For all these solutions to work and give people a reason to come back and spend – the high street must become more digitally savvy. This includes not just a strong social media presence to advertise but also importantly continuous investment in connectivity - a strong and reliable network to allow their customers to log in and their staff to assist with digital interventions on stock checks, quick payments and product enquiries.

In a time when you can have the instant gratification of an online order, stores providing secure and reliable Wi-Fi for visitors is a major part of creating that positive experience – enabling shoppers to engage with highly personalized experiences, while also providing businesses access to their applications that provide a win-win of sharing the customer data to help create that experience and promote loyalty and present offers to attract buyers to spend.

In this way connectivity is an absolute necessity for businesses rather than an optional extra. This evolving demand is something that should be front of mind for any business no matter the size. A poor wireless service, inside or in outside spaces is detrimental to an organization’s bottom line. Fundamentally businesses need to ensure their network delivers consistently in all areas of their store.
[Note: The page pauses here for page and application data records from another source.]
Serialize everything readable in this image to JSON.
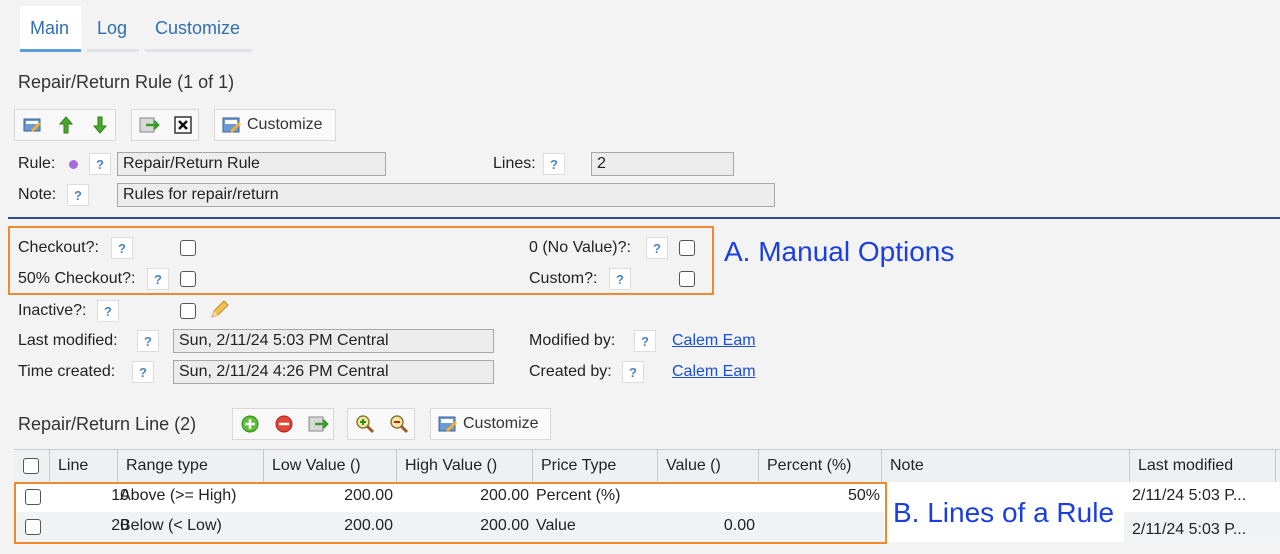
{
  "tabs": [
    {
      "label": "Main",
      "active": true
    },
    {
      "label": "Log",
      "active": false
    },
    {
      "label": "Customize",
      "active": false
    }
  ],
  "header": {
    "title": "Repair/Return Rule (1 of 1)"
  },
  "toolbar": {
    "customize_label": "Customize"
  },
  "form": {
    "rule_label": "Rule:",
    "rule_value": "Repair/Return Rule",
    "lines_label": "Lines:",
    "lines_value": "2",
    "note_label": "Note:",
    "note_value": "Rules for repair/return",
    "checkout_label": "Checkout?:",
    "checkout50_label": "50% Checkout?:",
    "novalue_label": "0 (No Value)?:",
    "custom_label": "Custom?:",
    "inactive_label": "Inactive?:",
    "last_modified_label": "Last modified:",
    "last_modified_value": "Sun, 2/11/24 5:03 PM Central",
    "time_created_label": "Time created:",
    "time_created_value": "Sun, 2/11/24 4:26 PM Central",
    "modified_by_label": "Modified by:",
    "modified_by_value": "Calem Eam",
    "created_by_label": "Created by:",
    "created_by_value": "Calem Eam",
    "help": "?"
  },
  "annotations": {
    "a": "A. Manual Options",
    "b": "B. Lines of a Rule"
  },
  "lines_section": {
    "title": "Repair/Return Line (2)",
    "customize_label": "Customize"
  },
  "grid": {
    "columns": [
      "Line",
      "Range type",
      "Low Value ()",
      "High Value ()",
      "Price Type",
      "Value ()",
      "Percent (%)",
      "Note",
      "Last modified"
    ],
    "rows": [
      {
        "line": "10",
        "range_type": "Above (>= High)",
        "low": "200.00",
        "high": "200.00",
        "price_type": "Percent (%)",
        "value": "",
        "percent": "50%",
        "note": "",
        "last_modified": "2/11/24 5:03 P..."
      },
      {
        "line": "20",
        "range_type": "Below (< Low)",
        "low": "200.00",
        "high": "200.00",
        "price_type": "Value",
        "value": "0.00",
        "percent": "",
        "note": "",
        "last_modified": "2/11/24 5:03 P..."
      }
    ]
  },
  "colors": {
    "accent": "#2f6fb0",
    "callout_border": "#f08a2e",
    "callout_text": "#1a3ee0",
    "link": "#1a4fd6",
    "divider": "#2d4f8e"
  }
}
There's no new technology here. This is something that everyone can benefit from now. It’s all available via easy to implement devices accessing cloud-based application from their preferred partners.

In the past few months, we have all been forced to reinvent and come up with our own version of the ‘new and better normal.’ Retailers must to look beyond the basics of surviving and accelerate their plans to ensure they have resilient digital roadmaps in place to stay in the game.

Learn more about Aruba's network and security solutions for retail.